What is expected
Below are some records; copy each line in them that contains "content".

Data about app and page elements
>>>
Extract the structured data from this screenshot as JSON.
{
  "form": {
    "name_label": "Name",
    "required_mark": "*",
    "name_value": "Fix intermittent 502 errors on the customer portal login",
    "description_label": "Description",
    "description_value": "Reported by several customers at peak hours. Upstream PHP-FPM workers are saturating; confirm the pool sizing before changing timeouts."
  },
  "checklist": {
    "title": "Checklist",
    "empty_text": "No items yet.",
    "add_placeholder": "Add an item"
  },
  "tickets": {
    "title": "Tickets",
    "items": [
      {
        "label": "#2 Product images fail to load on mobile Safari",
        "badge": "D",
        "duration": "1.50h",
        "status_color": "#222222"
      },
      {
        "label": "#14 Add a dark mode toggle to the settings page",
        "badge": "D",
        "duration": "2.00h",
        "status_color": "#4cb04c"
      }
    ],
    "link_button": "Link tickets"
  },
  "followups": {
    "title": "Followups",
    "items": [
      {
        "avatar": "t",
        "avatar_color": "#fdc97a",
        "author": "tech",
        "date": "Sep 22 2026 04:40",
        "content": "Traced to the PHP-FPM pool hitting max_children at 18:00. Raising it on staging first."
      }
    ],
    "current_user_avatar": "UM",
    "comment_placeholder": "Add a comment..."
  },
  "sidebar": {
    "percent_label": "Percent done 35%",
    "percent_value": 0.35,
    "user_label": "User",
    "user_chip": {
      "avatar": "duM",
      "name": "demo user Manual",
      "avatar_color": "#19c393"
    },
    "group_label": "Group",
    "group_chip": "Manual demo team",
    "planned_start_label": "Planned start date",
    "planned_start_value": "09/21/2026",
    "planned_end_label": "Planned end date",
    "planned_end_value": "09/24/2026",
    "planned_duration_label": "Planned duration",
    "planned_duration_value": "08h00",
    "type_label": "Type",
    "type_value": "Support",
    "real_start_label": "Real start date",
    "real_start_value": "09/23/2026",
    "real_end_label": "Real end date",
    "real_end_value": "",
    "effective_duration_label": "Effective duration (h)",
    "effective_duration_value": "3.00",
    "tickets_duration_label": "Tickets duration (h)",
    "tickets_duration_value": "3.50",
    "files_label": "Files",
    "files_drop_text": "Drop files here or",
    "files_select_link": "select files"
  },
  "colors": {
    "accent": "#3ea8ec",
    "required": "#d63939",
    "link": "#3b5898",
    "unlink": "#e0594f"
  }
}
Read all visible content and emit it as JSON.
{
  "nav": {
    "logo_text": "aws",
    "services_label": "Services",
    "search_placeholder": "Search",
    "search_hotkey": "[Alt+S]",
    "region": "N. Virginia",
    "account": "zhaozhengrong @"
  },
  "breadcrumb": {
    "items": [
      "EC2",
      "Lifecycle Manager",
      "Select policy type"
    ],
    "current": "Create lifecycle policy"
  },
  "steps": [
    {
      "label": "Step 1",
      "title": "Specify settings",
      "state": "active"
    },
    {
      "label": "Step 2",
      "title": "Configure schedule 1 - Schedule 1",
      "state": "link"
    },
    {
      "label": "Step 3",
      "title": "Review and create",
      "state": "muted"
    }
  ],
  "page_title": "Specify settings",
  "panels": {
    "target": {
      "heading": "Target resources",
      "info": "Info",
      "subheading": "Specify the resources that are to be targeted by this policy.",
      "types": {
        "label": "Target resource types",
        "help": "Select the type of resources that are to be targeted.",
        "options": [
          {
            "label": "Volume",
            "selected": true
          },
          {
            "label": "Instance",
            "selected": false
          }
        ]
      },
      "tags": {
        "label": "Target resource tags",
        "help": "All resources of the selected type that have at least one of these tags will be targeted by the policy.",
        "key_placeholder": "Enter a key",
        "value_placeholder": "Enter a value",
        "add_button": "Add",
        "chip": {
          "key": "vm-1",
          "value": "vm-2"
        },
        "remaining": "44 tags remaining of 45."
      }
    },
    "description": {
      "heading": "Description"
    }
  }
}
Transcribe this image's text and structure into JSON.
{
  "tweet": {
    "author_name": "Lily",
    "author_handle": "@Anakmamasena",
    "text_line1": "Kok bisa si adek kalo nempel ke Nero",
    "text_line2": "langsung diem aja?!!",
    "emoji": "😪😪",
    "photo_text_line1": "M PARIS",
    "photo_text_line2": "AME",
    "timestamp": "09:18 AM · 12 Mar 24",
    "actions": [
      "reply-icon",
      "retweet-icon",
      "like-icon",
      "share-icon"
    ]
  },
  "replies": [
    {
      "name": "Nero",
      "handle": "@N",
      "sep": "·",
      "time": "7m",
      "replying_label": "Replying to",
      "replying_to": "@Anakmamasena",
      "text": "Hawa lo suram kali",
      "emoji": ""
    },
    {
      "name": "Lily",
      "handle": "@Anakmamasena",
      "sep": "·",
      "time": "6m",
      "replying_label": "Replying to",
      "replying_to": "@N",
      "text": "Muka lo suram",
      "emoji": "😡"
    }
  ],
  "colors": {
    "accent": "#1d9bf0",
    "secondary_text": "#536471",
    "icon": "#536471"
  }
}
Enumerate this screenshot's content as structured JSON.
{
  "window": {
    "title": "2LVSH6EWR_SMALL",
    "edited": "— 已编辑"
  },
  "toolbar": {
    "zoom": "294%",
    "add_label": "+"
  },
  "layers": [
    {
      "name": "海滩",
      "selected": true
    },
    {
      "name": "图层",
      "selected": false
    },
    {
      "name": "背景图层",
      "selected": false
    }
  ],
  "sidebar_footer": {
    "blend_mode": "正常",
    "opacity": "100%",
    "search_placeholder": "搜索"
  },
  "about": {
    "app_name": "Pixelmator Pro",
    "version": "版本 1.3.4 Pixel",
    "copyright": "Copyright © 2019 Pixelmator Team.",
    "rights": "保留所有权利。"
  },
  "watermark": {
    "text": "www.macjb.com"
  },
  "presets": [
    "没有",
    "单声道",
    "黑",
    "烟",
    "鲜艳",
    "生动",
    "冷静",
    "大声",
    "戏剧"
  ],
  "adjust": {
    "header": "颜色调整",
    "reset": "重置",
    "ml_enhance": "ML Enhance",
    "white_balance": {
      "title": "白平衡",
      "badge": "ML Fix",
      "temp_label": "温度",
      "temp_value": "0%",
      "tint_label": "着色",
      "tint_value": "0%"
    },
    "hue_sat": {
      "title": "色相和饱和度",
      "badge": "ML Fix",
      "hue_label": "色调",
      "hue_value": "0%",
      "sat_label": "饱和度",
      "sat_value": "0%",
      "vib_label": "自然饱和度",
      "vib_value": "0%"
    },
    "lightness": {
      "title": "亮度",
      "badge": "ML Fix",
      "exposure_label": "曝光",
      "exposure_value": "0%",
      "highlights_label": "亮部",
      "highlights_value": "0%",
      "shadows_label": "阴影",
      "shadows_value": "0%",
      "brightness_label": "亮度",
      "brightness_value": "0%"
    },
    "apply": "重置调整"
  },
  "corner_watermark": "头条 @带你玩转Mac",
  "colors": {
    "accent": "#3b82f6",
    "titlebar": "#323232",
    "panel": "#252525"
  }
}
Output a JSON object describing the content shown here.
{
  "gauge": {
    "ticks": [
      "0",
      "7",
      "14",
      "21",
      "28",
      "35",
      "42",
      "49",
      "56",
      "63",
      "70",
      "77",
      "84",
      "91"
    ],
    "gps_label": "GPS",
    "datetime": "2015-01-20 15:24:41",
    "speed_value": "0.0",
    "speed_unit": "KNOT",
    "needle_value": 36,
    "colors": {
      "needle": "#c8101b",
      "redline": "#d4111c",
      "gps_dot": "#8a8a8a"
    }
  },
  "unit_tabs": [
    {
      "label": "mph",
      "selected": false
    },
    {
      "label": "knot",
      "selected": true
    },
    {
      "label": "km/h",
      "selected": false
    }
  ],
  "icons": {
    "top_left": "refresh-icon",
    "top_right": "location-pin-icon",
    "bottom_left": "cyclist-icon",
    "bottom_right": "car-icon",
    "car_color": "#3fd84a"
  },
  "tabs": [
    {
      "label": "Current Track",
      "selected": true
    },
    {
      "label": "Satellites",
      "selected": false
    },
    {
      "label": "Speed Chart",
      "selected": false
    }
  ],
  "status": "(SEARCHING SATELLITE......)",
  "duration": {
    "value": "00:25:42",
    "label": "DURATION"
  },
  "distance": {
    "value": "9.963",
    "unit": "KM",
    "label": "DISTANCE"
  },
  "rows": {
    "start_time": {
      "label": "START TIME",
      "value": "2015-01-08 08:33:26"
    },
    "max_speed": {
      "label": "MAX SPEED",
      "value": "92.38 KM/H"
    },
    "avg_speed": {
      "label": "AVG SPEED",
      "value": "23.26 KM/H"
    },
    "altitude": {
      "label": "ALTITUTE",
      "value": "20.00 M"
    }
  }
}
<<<
Problem solution
        "content": "Traced to the PHP-FPM pool hitting max_children at 18:00. Raising it on staging first."
Read all visible content and emit it as JSON.
Enumerate this screenshot's content as structured JSON.
Output a JSON object describing the content shown here.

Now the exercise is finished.